|Birdbrains could teach basal ganglia research a new song
|Year of Publication
|Doupe AJ, Perkel DJ, Reiner A, Stern EA
|0166-2236 (Print)0166-2236 (Linking)
|Animals, Basal Ganglia/*cytology/physiology, Learning/*physiology, Models, Neurological, Neural Pathways/*physiology, Neuronal Plasticity/physiology, Neurons/classification/*physiology, Songbirds, Washington

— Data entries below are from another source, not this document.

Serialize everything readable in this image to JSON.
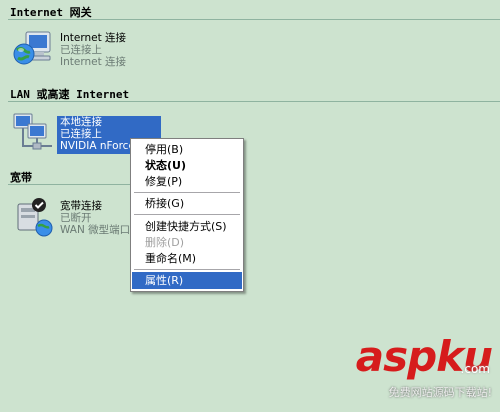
{
  "sections": {
    "internet_gateway": "Internet 网关",
    "lan": "LAN 或高速 Internet",
    "broadband": "宽带"
  },
  "internet_conn": {
    "name": "Internet 连接",
    "status": "已连接上",
    "type": "Internet 连接"
  },
  "local_conn": {
    "name": "本地连接",
    "status": "已连接上",
    "device": "NVIDIA nForce"
  },
  "broadband_conn": {
    "name": "宽带连接",
    "status": "已断开",
    "type": "WAN 微型端口"
  },
  "context_menu": {
    "disable": "停用(B)",
    "status": "状态(U)",
    "repair": "修复(P)",
    "bridge": "桥接(G)",
    "create_shortcut": "创建快捷方式(S)",
    "delete": "删除(D)",
    "rename": "重命名(M)",
    "properties": "属性(R)"
  },
  "watermark": {
    "logo": "aspku",
    "dotcom": ".com",
    "subtitle": "免费网站源码下载站!"
  },
  "colors": {
    "background": "#cde3cf",
    "selection": "#316ac5",
    "watermark": "#d61c1c"
  }
}
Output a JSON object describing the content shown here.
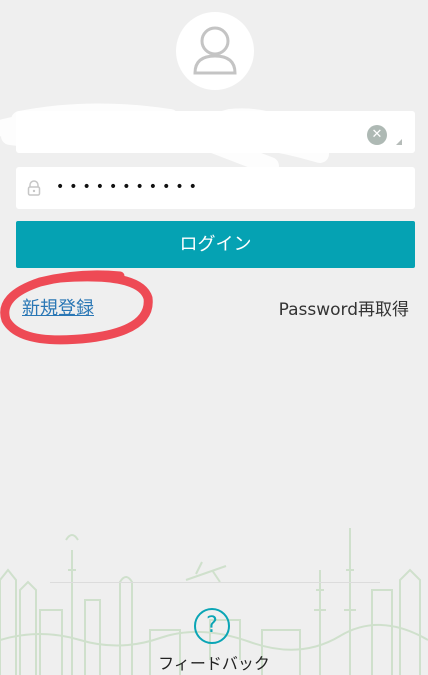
{
  "login_form": {
    "username_value": "",
    "password_value": "•••••••••••",
    "clear_glyph": "✕",
    "login_label": "ログイン"
  },
  "links": {
    "signup": "新規登録",
    "password_reset": "Password再取得"
  },
  "feedback": {
    "icon_glyph": "?",
    "label": "フィードバック"
  },
  "colors": {
    "accent": "#05a2b3",
    "link": "#2a77b5",
    "annotation": "#ee4a55",
    "background": "#efefef"
  },
  "icons": {
    "avatar": "user-silhouette-icon",
    "clear": "clear-x-icon",
    "lock": "lock-icon",
    "feedback": "question-mark-icon"
  }
}
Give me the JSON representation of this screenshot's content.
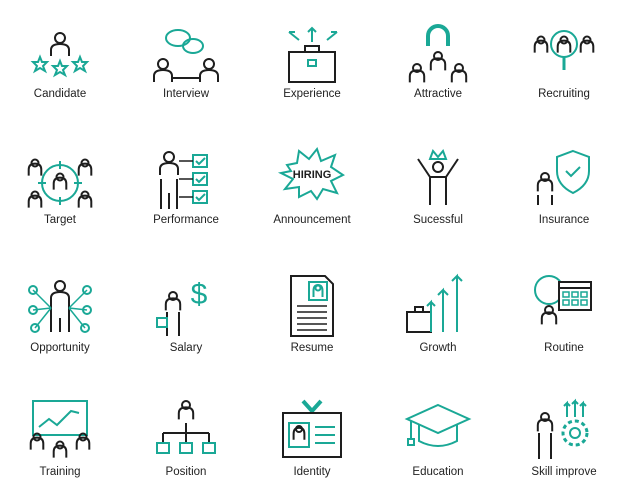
{
  "colors": {
    "accent": "#1aa896",
    "stroke": "#1e1e1e"
  },
  "icons": [
    {
      "label": "Candidate",
      "icon": "candidate-icon"
    },
    {
      "label": "Interview",
      "icon": "interview-icon"
    },
    {
      "label": "Experience",
      "icon": "experience-icon"
    },
    {
      "label": "Attractive",
      "icon": "attractive-icon"
    },
    {
      "label": "Recruiting",
      "icon": "recruiting-icon"
    },
    {
      "label": "Target",
      "icon": "target-icon"
    },
    {
      "label": "Performance",
      "icon": "performance-icon"
    },
    {
      "label": "Announcement",
      "icon": "announcement-icon",
      "badge_text": "HIRING"
    },
    {
      "label": "Sucessful",
      "icon": "successful-icon"
    },
    {
      "label": "Insurance",
      "icon": "insurance-icon"
    },
    {
      "label": "Opportunity",
      "icon": "opportunity-icon"
    },
    {
      "label": "Salary",
      "icon": "salary-icon"
    },
    {
      "label": "Resume",
      "icon": "resume-icon"
    },
    {
      "label": "Growth",
      "icon": "growth-icon"
    },
    {
      "label": "Routine",
      "icon": "routine-icon"
    },
    {
      "label": "Training",
      "icon": "training-icon"
    },
    {
      "label": "Position",
      "icon": "position-icon"
    },
    {
      "label": "Identity",
      "icon": "identity-icon"
    },
    {
      "label": "Education",
      "icon": "education-icon"
    },
    {
      "label": "Skill improve",
      "icon": "skill-improve-icon"
    }
  ]
}
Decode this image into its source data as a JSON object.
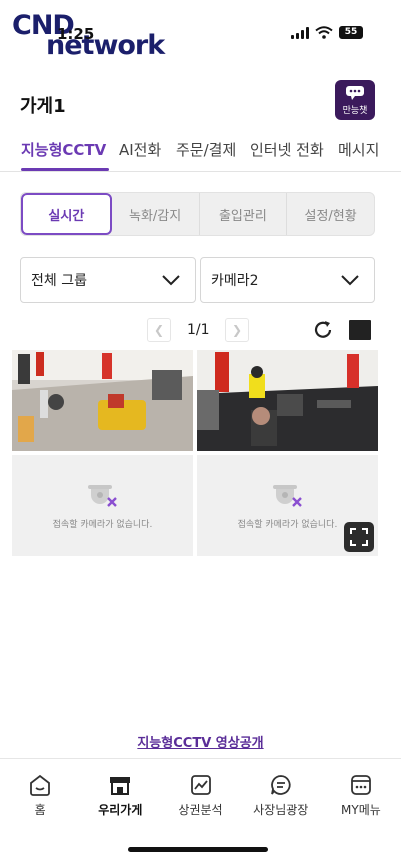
{
  "status_bar": {
    "time": "1:25",
    "battery": "55",
    "logo_line1": "CND",
    "logo_line2": "network"
  },
  "header": {
    "title": "가게1",
    "chat_button_label": "만능챗"
  },
  "tabs": [
    {
      "label": "지능형CCTV",
      "active": true
    },
    {
      "label": "AI전화"
    },
    {
      "label": "주문/결제"
    },
    {
      "label": "인터넷 전화"
    },
    {
      "label": "메시지"
    }
  ],
  "subtabs": [
    {
      "label": "실시간",
      "active": true
    },
    {
      "label": "녹화/감지"
    },
    {
      "label": "출입관리"
    },
    {
      "label": "설정/현황"
    }
  ],
  "filters": {
    "group_select": "전체 그룹",
    "camera_select": "카메라2"
  },
  "pager": {
    "page_text": "1/1"
  },
  "cameras": {
    "empty_message": "접속할 카메라가 없습니다."
  },
  "video_link": "지능형CCTV 영상공개",
  "bottom_nav": [
    {
      "label": "홈",
      "icon": "home-icon"
    },
    {
      "label": "우리가게",
      "icon": "store-icon",
      "active": true
    },
    {
      "label": "상권분석",
      "icon": "chart-icon"
    },
    {
      "label": "사장님광장",
      "icon": "chat-icon"
    },
    {
      "label": "MY메뉴",
      "icon": "menu-icon"
    }
  ],
  "colors": {
    "accent": "#6b3ab3",
    "chat_button": "#3b1a5c",
    "link": "#5a2d98"
  }
}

Recent advances in anatomical, physiological and histochemical characterization of avian basal ganglia neurons and circuitry have revealed remarkable similarities to mammalian basal ganglia. A modern revision of the avian anatomical nomenclature has now provided a common language for studying the function of the cortical-basal-ganglia-cortical loop, enabling neuroscientists to take advantage of the specialization of basal ganglia areas in various avian species. For instance, songbirds, which learn their vocal motor behavior using sensory feedback, have specialized a portion of their cortical-basal ganglia circuitry for song learning and production. This discrete circuit dedicated to a specific sensorimotor task could be especially tractable for elucidating the interwoven sensory, motor and reward signals carried by basal ganglia, and the function of these signals in task learning and execution.